If it has been less than a year since you started claiming your Social Security benefits, it's not too late to simply hit the reset button and undo your claim by filing a Form SSA-521. If you do, it'll be as if you never claimed at all. 

Unfortunately, there's a catch. You do have to pay back the benefits you already received in order to withdraw your claim. Depending on how long you've been receiving benefits and how much you've already been paid, this could mean coming up with several thousand dollars to give back to the Social Security Administration (SSA).

Still, if you're able to find the money and you're within the year limit, withdrawing your claim is the simplest way to restore your ability to increase Social Security income by waiting to claim benefits. 

2. You could go back to work.

Another way to recoup some of the benefits you've lost by claiming early is to return to the workforce.

If you haven't reached your FRA, going back to work results in a benefit reduction -- provided you earn a certain amount of annual income. For 2019, your benefits are reduced by $1 for each $2 that you earn in excess of $17,640.  

If you can earn enough money, you can have your benefits reduced substantially -- or potentially reduced all the way down to $0. You're credited for the reduction in benefits, so your Social Security checks will be bigger later.

Earning extra money now can also allow you to put more money into retirement savings, which will boost your retirement income from investments. Any turbocharge you can give your portfolio will help offset the benefit reduction from claiming Social Security prematurely.

3. You could suspend your benefits.

If you've already reached your FRA and realize you claimed benefits too soon, you have the option to suspend your benefits. If you do this, you can start earning delayed retirement credits -- as you would have had you never claimed at all. Delayed retirement credits can be earned until age 70. Once you turn 70, waiting to claim Social Security won't increase your benefits any more. 

Unfortunately, many people who claim Social Security too early haven't reached FRA yet, so this isn't an option for everyone. But, if you're between your FRA and 70, and you want to boost your benefits later, suspending your claim is a simple way to do it. 

You can ask the SSA to suspend your benefits suspended either orally or in writing. You can also contact the Social Security Administration (SSA) by phone at 1-800-772-1213 or make the request in person at your local Social Security office, which you can find here.

Which redo is right for you?

If it's been more than 12 months since you first claimed Social Security and you want to undo your claim, your only option may be to try to work and reduce your benefits -- unless you're over full retirement age but under age 70. 
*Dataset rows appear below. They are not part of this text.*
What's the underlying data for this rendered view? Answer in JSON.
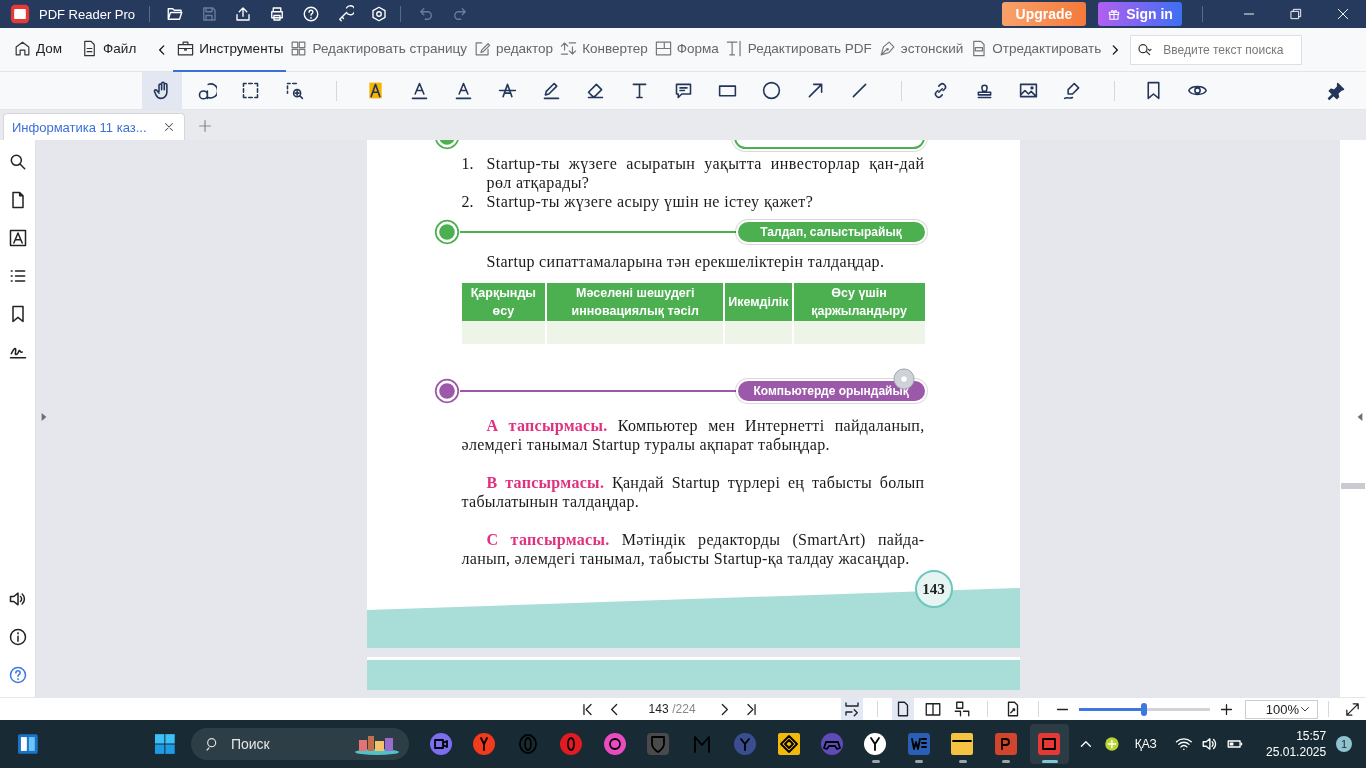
{
  "title_bar": {
    "app_name": "PDF Reader Pro",
    "upgrade_button": "Upgrade",
    "sign_in_button": "Sign in"
  },
  "ribbon": {
    "tabs": [
      {
        "label": "Дом",
        "selected": false
      },
      {
        "label": "Файл",
        "selected": false
      },
      {
        "label": "Инструменты",
        "selected": true
      },
      {
        "label": "Редактировать страницу",
        "selected": false
      },
      {
        "label": "редактор",
        "selected": false
      },
      {
        "label": "Конвертер",
        "selected": false
      },
      {
        "label": "Форма",
        "selected": false
      },
      {
        "label": "Редактировать PDF",
        "selected": false
      },
      {
        "label": "эстонский",
        "selected": false
      },
      {
        "label": "Отредактировать",
        "selected": false
      }
    ],
    "search": {
      "placeholder": "Введите текст поиска"
    }
  },
  "toolbar": {
    "tools": [
      {
        "selected": true
      },
      {
        "selected": false
      },
      {
        "selected": false
      },
      {
        "selected": false
      },
      {
        "selected": false
      },
      {
        "selected": false
      },
      {
        "selected": false
      },
      {
        "selected": false
      },
      {
        "selected": false
      },
      {
        "selected": false
      },
      {
        "selected": false
      },
      {
        "selected": false
      },
      {
        "selected": false
      },
      {
        "selected": false
      },
      {
        "selected": false
      },
      {
        "selected": false
      },
      {
        "selected": false
      },
      {
        "selected": false
      },
      {
        "selected": false
      },
      {
        "selected": false
      },
      {
        "selected": false
      },
      {
        "selected": false
      }
    ]
  },
  "document_tabs": [
    {
      "label": "Информатика 11 каз...",
      "selected": true
    }
  ],
  "page": {
    "questions": [
      {
        "number": "1.",
        "text": "Startup-ты жүзеге асыратын уақытта инвесторлар қан-дай рөл атқарады?"
      },
      {
        "number": "2.",
        "text": "Startup-ты жүзеге асыру үшін не істеу қажет?"
      }
    ],
    "sections": [
      {
        "kind": "analysis",
        "banner": "Талдап, салыстырайық",
        "color": "#4caf50",
        "intro": "Startup сипаттамаларына тән ерекшеліктерін талдаңдар.",
        "table": {
          "columns": [
            "Қарқынды өсу",
            "Мәселені шешудегі инновациялық тәсіл",
            "Икемділік",
            "Өсу үшін қаржыландыру"
          ]
        }
      },
      {
        "kind": "computer",
        "banner": "Компьютерде орындайық",
        "color": "#9c59a9",
        "tasks": [
          "**А тапсырмасы.** Компьютер мен Интернетті пайдаланып, әлемдегі танымал Startup туралы ақпарат табыңдар.",
          "**В тапсырмасы.** Қандай Startup түрлері ең табысты болып табылатынын талдаңдар.",
          "**С тапсырмасы.** Мәтіндік редакторды (SmartArt) пайда-ланып, әлемдегі танымал, табысты Startup-қа талдау жасаңдар."
        ]
      }
    ],
    "page_number": "143"
  },
  "status_bar": {
    "page_input": "143",
    "page_total": "/224",
    "view_buttons": [
      {
        "selected": true
      },
      {
        "selected": true
      },
      {
        "selected": false
      },
      {
        "selected": false
      },
      {
        "selected": false
      }
    ],
    "zoom": {
      "level": 0.5,
      "value": "100%"
    }
  },
  "taskbar": {
    "search_placeholder": "Поиск",
    "apps": [
      {
        "running": false,
        "active": false
      },
      {
        "running": false,
        "active": false
      },
      {
        "running": false,
        "active": false
      },
      {
        "running": false,
        "active": false
      },
      {
        "running": false,
        "active": false
      },
      {
        "running": false,
        "active": false
      },
      {
        "running": false,
        "active": false
      },
      {
        "running": false,
        "active": false
      },
      {
        "running": false,
        "active": false
      },
      {
        "running": false,
        "active": false
      },
      {
        "running": true,
        "active": false
      },
      {
        "running": true,
        "active": false
      },
      {
        "running": true,
        "active": false
      },
      {
        "running": true,
        "active": false
      },
      {
        "running": true,
        "active": true
      }
    ],
    "language": "ҚАЗ",
    "time": "15:57",
    "date": "25.01.2025",
    "notification_count": "1"
  }
}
Unfortunately, if you can't find work and can't suspend your benefits or withdraw your claim, you don't really have any other options but to live with your lowered Social Security benefit. You can find ways to make your retirement funds stretch further, though, such as by moving to a state that won't tax your Social Security income

Since it's hard to undo an early benefits claim, make sure you understand exactly how Social Security works before you decide to claim. Then, you'll be making the most-informed choice for your financial future.